David Cole writes:
Maybe the best way to counter this new vernichtungskrieg is through the courts. See, companies like Cloudflare, PayPal, Squarespace, and GoDaddy have the right to exercise a certain amount of what’s known as “viewpoint discrimination.” They absolutely can have a “no hate speech” policy. But they can’t discriminate based on race or religion. They can’t have a policy that they apply lopsidedly to one particular racial or religious group. Think of it like this: A restaurant can say “No shirt, no service,” but it can’t say “No shirt and you’re white? Fine! No shirt and you’re black? Get out.” In fact, a number of nightclubs have been sued over the past few years by black customers for enforcing their dress-code policies in a way that supposedly favors whites. A nightclub can have a dress code, but it must be applied consistently to patrons regardless of race or religion.

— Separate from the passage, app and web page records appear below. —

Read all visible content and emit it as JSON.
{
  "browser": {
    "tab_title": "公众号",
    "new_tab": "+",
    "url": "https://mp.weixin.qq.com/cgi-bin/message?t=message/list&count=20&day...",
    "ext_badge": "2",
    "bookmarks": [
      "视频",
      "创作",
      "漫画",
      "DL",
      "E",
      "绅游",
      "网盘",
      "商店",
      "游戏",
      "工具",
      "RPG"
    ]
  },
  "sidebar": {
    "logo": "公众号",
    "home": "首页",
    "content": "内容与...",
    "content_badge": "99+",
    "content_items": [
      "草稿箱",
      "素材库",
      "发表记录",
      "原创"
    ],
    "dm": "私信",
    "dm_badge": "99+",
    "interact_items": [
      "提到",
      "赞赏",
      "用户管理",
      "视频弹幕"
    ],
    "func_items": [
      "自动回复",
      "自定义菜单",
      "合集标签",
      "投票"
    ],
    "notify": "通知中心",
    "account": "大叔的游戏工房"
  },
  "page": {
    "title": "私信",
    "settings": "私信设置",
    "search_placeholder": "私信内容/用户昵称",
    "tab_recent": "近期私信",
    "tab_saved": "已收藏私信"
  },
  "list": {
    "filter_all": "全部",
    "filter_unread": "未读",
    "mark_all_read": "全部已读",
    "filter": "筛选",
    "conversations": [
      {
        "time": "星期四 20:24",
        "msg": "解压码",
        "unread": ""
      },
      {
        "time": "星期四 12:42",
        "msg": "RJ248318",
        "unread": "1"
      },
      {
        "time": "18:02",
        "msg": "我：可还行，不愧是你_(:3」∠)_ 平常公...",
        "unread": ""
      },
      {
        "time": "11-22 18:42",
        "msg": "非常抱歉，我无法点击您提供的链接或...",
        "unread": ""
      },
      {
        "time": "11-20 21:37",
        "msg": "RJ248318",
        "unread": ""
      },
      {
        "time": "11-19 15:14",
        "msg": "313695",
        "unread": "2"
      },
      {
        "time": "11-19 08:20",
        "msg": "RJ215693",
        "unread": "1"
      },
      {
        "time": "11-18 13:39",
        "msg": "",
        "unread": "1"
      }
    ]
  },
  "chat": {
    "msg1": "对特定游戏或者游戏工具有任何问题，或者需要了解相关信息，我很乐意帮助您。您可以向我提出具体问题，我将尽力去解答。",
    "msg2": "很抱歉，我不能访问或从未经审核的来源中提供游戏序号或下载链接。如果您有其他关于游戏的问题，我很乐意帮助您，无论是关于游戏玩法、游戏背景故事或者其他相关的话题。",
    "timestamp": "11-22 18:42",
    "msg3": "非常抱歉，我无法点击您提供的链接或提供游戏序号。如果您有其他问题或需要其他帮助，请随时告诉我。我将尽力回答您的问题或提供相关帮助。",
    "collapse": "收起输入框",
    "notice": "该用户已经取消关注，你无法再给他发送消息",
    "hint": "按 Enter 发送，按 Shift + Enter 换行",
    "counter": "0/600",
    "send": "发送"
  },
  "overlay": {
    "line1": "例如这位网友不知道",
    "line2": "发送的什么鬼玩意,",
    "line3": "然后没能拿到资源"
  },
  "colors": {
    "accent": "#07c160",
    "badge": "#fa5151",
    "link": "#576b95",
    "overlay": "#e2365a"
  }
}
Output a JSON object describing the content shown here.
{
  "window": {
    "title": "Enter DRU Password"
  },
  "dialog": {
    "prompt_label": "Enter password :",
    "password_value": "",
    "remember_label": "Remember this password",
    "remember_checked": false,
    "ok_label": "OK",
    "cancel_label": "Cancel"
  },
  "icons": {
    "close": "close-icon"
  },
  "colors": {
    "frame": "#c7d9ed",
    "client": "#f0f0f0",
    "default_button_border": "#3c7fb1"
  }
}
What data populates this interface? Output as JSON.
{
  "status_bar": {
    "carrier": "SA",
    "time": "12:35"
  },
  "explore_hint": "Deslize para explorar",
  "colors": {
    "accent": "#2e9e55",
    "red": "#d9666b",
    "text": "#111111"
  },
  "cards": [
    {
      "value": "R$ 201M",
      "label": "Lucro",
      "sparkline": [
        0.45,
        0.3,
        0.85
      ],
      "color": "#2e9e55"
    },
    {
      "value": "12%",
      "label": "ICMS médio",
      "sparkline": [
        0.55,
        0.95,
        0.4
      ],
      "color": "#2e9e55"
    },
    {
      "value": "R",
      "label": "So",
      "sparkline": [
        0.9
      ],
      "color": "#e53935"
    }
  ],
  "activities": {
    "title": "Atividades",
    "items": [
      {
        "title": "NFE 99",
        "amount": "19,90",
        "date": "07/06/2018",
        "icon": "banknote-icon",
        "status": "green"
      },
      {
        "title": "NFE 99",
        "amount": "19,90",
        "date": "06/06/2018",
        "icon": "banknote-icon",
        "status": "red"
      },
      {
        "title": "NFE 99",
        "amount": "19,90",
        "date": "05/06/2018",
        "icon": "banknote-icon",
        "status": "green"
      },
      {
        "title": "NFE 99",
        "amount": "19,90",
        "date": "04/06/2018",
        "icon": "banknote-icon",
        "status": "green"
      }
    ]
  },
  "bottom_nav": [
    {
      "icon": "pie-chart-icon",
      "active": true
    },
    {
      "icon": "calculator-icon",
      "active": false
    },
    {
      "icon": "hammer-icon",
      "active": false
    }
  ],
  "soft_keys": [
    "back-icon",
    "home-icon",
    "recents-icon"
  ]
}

If PayPal only invokes its “no hate sites” policy if the owners of a site are white or Christian, but not if they’re black or Muslim, that’s discrimination. Perhaps it’s time for people on the right, and people who aren’t ideologically on the right but who give a damn about free speech, to take advantage of the antidiscrimination laws we already have on the books. If it can be shown that a tech company treats websites differently based on the race or religion of the owners, or the racial or religious point of view expressed on the site, well, that’s a nice little discrimination suit there.
Is my idea viable? I decided to ask an expert.